Let’s try an exercise. What are the questions you should ask yourself before posting an off-color joke on social media?
Yes, that is a very specific test. But not a hard one to pass, right?
Bruce Wolf, a self-described “Chicago radio-TV legend,” failed it Friday night when he posted the following tweet:
That is Wolf, who in a 20-plus-year career has worked at a number of Chicago media outlets, making a joke (presumably) about Freddie Gray, the Baltimore man whose death was ruled a homicide by the city’s medical examiner following critical injuries sustained while in police custody.
People were not amused.
For what it’s worth, this is not his first controversial episode involving race. In a Chicago media blog written by Robert Feder, traffic reporter Kelli Walker, a former colleague of Wolf’s, describes events leading up to an on-air confrontation with Wolf that led to her “being forced out” of her job at WLS 890 in January 2015:
What Walker called the “big brouhaha” wasn’t her first fight with Wolf. “Bruce and I had many on-air ‘differences,’ if you will,” she said, “everything from slave jokes to fried chicken jokes, to saying black women were a protected class and that’s the only reason Felicia Middlebrooks has her job over at CBS. These were all things he said on the air. When the conversation that erupted a few weeks back happened, it was merely a culmination of everything I had been dealing with.” When Walker complained to her bosses, she said: “They told me you can’t argue like that on the air anymore.”Nevertheless, Walker said, her firing came as a shock. “Right now it just looks like they got rid of the African American who was giving Bruce Wolf a hard time,” she said.
Whether the above episode is true or not, Wolf’s tweet seems insensitive at best. Friday marked the one-year anniversary of the “Empty Park” game last year when the Orioles were forced to play the White Sox in front of, well, nobody.
Unrest in the city, and directly outside of Camden Yards the day prior, forced officials to postpone two games with the third in the series against Chicago to be played without fans due to a city-wide curfew that would have been violated because of the game’s start time.
A year later, Baltimore residents are still dealing with the aftermath of the incident, including an on-going trial set to resume May 10, and the last thing the city needs is someone making tasteless jokes.

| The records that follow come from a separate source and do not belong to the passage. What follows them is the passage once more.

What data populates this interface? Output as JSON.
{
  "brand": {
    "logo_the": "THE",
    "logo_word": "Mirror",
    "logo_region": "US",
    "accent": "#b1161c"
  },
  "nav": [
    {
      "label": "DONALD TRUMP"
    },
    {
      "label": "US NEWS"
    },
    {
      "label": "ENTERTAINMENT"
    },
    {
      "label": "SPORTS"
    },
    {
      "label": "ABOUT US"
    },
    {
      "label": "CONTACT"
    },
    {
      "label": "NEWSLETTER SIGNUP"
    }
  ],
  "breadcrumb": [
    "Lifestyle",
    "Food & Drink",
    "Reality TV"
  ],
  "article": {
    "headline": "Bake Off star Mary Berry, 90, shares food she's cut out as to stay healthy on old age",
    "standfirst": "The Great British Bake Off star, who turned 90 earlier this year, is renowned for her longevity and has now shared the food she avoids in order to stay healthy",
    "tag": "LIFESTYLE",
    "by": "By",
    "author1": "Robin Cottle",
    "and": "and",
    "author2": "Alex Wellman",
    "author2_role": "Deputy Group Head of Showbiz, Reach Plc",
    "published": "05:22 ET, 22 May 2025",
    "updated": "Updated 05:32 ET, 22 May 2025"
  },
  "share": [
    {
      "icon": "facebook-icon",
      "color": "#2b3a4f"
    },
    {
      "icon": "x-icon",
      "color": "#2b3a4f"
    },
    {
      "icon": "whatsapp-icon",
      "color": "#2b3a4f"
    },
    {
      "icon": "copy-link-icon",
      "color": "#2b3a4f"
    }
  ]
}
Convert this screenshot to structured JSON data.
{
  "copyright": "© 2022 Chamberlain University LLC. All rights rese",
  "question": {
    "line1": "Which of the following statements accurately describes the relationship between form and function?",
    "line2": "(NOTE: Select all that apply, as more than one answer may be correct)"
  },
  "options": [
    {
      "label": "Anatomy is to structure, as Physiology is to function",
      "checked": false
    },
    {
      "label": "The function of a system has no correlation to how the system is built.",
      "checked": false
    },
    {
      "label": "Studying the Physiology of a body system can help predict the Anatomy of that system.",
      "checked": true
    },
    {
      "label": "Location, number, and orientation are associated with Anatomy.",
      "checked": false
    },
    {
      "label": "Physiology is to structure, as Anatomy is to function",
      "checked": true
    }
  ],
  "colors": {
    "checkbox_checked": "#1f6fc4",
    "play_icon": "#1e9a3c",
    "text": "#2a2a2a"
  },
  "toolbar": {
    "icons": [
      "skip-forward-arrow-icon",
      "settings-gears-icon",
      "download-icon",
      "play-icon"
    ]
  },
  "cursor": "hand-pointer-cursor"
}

Note: A previous version of this post incorrectly described the structured settlement industry as morally bankrupt. That description was intended to describe predatory factoring companies.